In 1964, the band signed with Elektra Records. Guitarist Mike Bloomfield joined the band just before they recorded their debut album (and in time to be on stage with the group when they backed up Bob Dylan during his infamous electric set at the 1965 Newport Folk Festival). Organist and pianist Mark Naftalin also came on board during the sessions for 1965’s The Paul Butterfield Blues Band.
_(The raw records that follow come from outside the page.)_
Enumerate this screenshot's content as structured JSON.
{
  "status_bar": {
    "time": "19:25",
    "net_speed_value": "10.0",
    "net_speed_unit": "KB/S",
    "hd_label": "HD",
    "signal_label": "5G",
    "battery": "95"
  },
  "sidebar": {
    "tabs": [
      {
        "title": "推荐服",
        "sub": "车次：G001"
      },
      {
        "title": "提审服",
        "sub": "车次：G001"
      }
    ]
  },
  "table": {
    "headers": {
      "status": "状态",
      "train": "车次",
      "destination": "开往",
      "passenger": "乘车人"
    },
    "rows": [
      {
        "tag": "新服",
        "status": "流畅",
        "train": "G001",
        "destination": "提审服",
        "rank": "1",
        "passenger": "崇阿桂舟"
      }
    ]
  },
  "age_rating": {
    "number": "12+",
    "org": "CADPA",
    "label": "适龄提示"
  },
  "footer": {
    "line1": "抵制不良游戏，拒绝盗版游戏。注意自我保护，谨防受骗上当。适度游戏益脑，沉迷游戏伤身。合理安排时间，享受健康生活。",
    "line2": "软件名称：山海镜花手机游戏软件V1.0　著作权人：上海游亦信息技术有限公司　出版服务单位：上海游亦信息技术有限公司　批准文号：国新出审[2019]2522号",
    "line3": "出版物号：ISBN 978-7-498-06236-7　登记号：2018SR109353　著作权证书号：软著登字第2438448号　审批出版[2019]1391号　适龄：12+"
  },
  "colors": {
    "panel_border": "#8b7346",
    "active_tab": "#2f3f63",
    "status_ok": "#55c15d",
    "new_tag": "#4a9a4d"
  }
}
Billy Davenport replaced an ill Lay in 1965 and lent his jazz and improvisational background to the band's second album, East-West in 1966.
The band officially disbanded in 1971, but not before defining a whole new edge to rock and roll.
The "5" Royales
Responsible for crafting some of rock and roll's first true standards, The "5" Royales created a remarkable body of work from 1945 to 1965, with pivotal recordings (Dedicated to You, The Apollo Sessions) and performing techniques that helped define a variety of rock and roll styles.
This rhythm-and-blues vocal group from Winston-Salem, North Carolina combined gospel, jump blues and doo wop, marking an early and influential step in the evolution of soul music. Their soulful sound was built around the dual-lead vocals of siblings Johnny and Eugene Tanner and backed up by Lowman Pauling, Jimmy Moore, Obadiah Carter and Otto Jeffries—yes, that’s six members, hence the quotes around the 5 in the band’s name.
The group was among the very first to incorporate elements of gospel, jazz and blues into the genre of group vocal harmony. A few of their singles became extremely popular in cover versions: James Brown and Aretha Franklin did "Think," Ray Charles covered "Tell the Truth," and the Shirelles (and, later, the Mamas & the Papas) released "Dedicated to the One I Love."